The same map also indicates a “Coolie Village” in the vicinity. Many East Indians, former indentured workers, settled in the Papine area by the early years of the twentieth century, making it one of the longest-standing East Indian communities in the city at the time. Over 100 “free” East Indians worked on the Mona Estate in the early 1900s and many more lived in the Mona Commons area, part of the old Papine Estate. One tomb has endured which helps to mark that population, that of Jaghai or Jaghi, a tenant dairy farmer on the old Papine Estate lands, who died in 1929. Other East Indian residents had market gardens and farmed tobacco and other crops in the area between the Aqueduct and the village of Papine, which also carries the estate’s name.
Archaeological Research at Papine
Archaeological field research was first undertaken at the Papine village in 1981 and again between 1987 and 1989 by Dr. Karl Watson, then lecturer in History and Archaeology at UWI, Mona, now currently retired Senior Lecturer at the University of West Indies, Cave Hill. Only a handful of incomplete field records, two undated maps, and a few student journals survive from the 1988 and 1989 field seasons. As a result, understanding the exact extent of the work conducted is nearly impossible. Vitalyn Latty’s Master’s thesis went far in unravelling the threads of evidence (Latty 2006). However, it is still unclear exactly how many units were excavated. It appears that at least four areas of excavation units were opened during the 1988 season, with possibly another 9 units of undetermined size opened during the 1989 season. Nearly 6,000 artifacts were recovered from these units and while they are housed at the University of West Indies Mona, they were used as teaching collections in the late 1980s and early 1990s. As a result, the finds were grouped stratigraphically, not by individual excavation unit. Therefore Latty’s reassessment of the artifacts resulted in a detailed finds list by sediment layer, not by individual unit.
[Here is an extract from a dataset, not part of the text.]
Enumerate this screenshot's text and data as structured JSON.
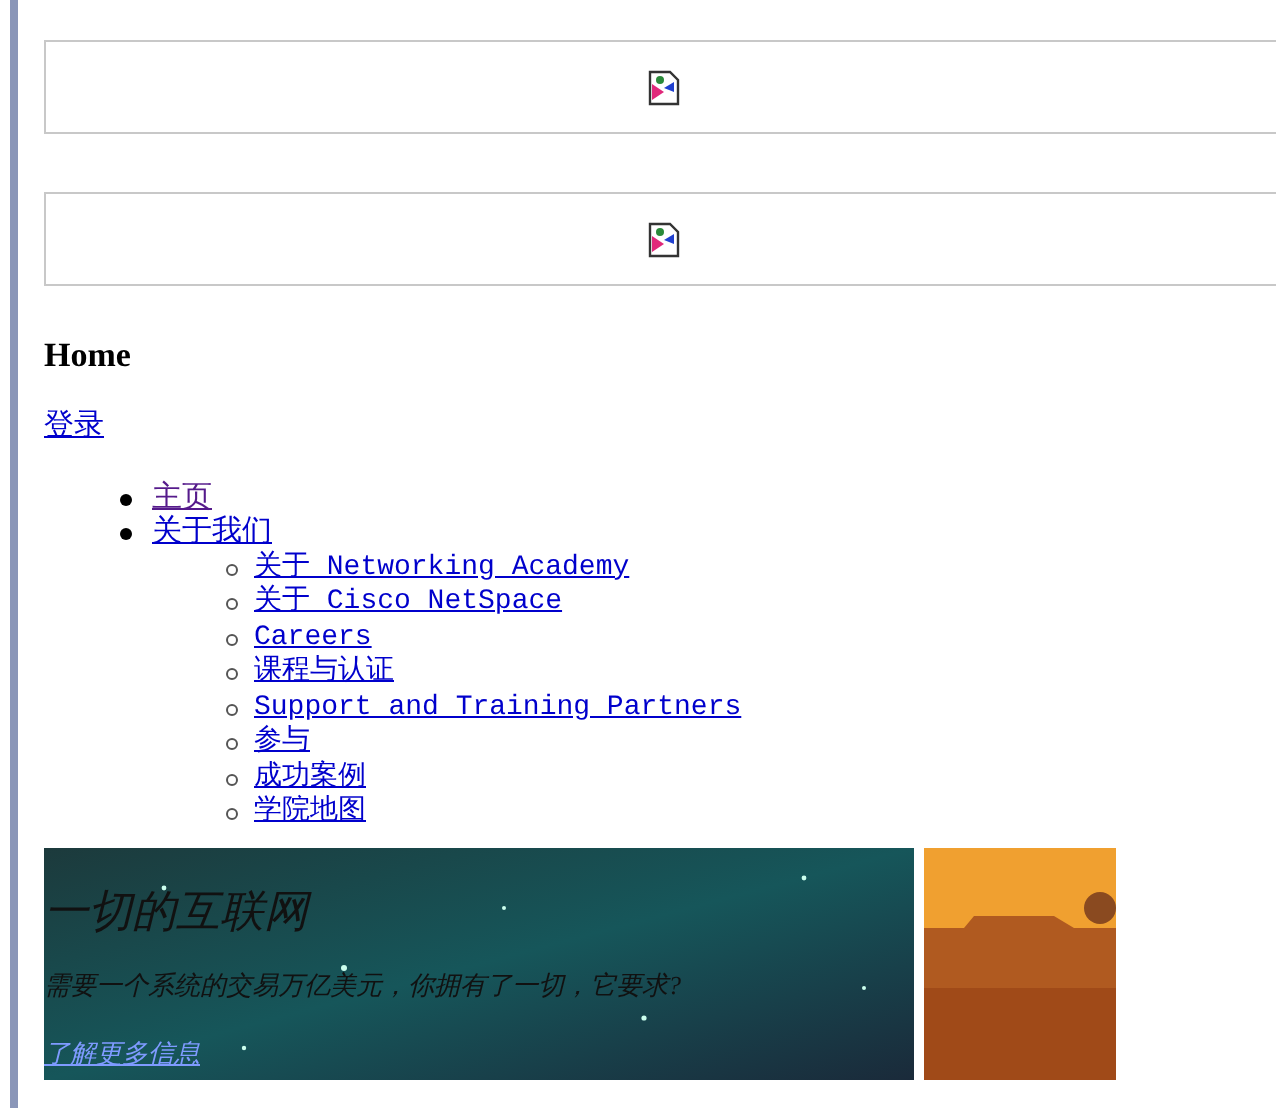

Beginning in January 2008, UWI, Mona and The Digital Archaeological Archive of Comparative Slavery began a systematic shovel-test-pit (STP) survey of the Papine Village. Led by Dr. Sabrina Rampersad and Dr. Jillian Galle, UWI Mona students and DAACS staff worked together to excavate 50 centimeter diameter shovel-test pits every 6 meters across the entire village area, including the fields east and west of the aqueduct, north of Aqueduct Flats and west of Aqueduct Road, prior to the construction of the new UWI Basic Medical Sciences Complex. Field work was conducted for approximately 15 days every January in 2008, 2009, and 2010. During this time 1207 STPs and 5 1-x-1 meter units were excavated.
A frequency seriation using ceramic data from these STPS indicates that there were three distinct occupational phases at the Papine Village. Phase 1 (P01) has a Mean Ceramic Date of 1791, Phase 2 (P02) of 1801, and Phase 3 (P03) of 1822. Phase 1 and 2 contain STPs primarily located to the west of the aqueduct while Phase 3 is comprised of pits to the east of the aqueduct. This suggests an expansion and later movement of the village’s enslaved laborers.
Artifact and context data from these excavations are available through this website and more detailed background information about the excavations, as well as chronology, stratigraphy, and images can be found on the Papine Village Archaeological Sites pages.
Suzanne Francis-Brown, with contributions on the archaeology by Jillian Galle
The University of the West Indies, Mona and The Digital Archaeological Archive of Comparative Slavery